1. Menzies, R. (1967). Afternoon Light. (p. 287). Melbourne: Cassell Australia.
2. Ibid, p. 282.
3. Henderson, H. (Ed.). (2011). Letters to my Daughter. (p. 261). Sydney: Murdoch Books Australia.
4. Ibid, p. 265.
5. Menzies, OpCit, p. 286.
6. Henderson, OpCit, p. 17.
7. Ibid, p. 270.
8. Ibid, p. 166.
9. Menzies, OpCit, p. 286.
10. Henderson, OpCit, p. 197.
11. Ibid, p. 47.
12. Menzies, OpCit, p. 174.
13. Ibid, p. 193.
14. Ibid, p. 175.
15. Henderson, OpCit, p. 132.
16. Ibid, p. 169.
17. Ibid, p. 255.
18. Ibid, p. 248.
19. Ibid, p. 249.
20. Ibid, p. 277.
21. Ibid, p. 275.

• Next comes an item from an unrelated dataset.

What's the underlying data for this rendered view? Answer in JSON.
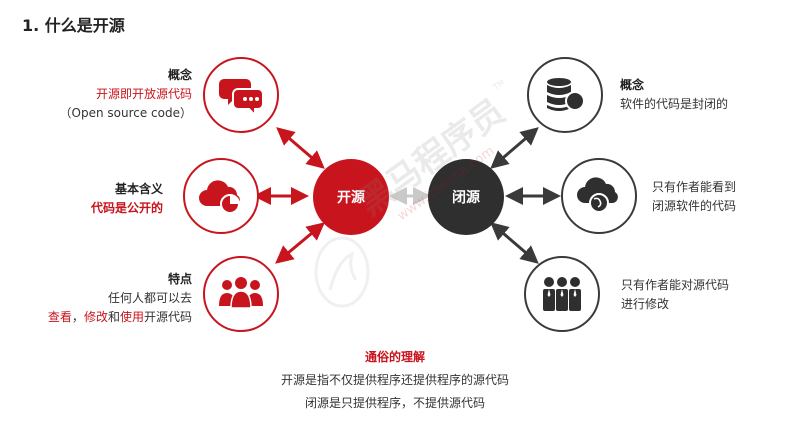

22. Ibid, p. 260.
23. Ibid, p. 253.
24. Ibid, p. 275.
25. Ibid, p. 224.
26. Ibid, p. 223.
27. Ibid, p. 183.
28. Ibid, p. 224.
29. Ibid, p. 171.
30. Ibid, p. 205.
31. Ibid, p. 175.
32. Ibid, p. 261.
33. Ibid, p. 177.
34. Ibid, p. 248.
35. Ibid, p. 251.
36. Ibid, p. 255.
37. Ibid, p. 248.
38. Ibid, p. 253.
39. Ibid, p. 275.
40. Ibid, p. 266.
41. Ibid, p. 265.
42. Menzies, OpCit, p. 235.
43. Ibid, p. 234.
44. Henderson, OpCit, p. 160.
45. Ibid, p. 161.
46. Ibid, p. 48.
47. Ibid, p. 84.
48. Ibid, p. 138.
49. Ibid, p. 161.
50. Ibid, p. 192.
51. Ibid, p. 253.
52. Ibid, p. 72.
53. Ibid, p. 180.
54. Ibid, p. 271.
55. Menzies, OpCit, p. 191.
56. Henderson, OpCit, p. 43.
57. Ibid, p. 140-141.
58. Ibid, p. 218.
59. Ibid, p. 155.
60. Ibid, p. 230-231.
61. Ibid, p. 183.
62. Ibid, p. 265.
63. Ibid, p. 235.
64. Manning, P. (2015). Born to Rule: The unauthorised biography of Malcolm Turnbull. Melbourne University Press.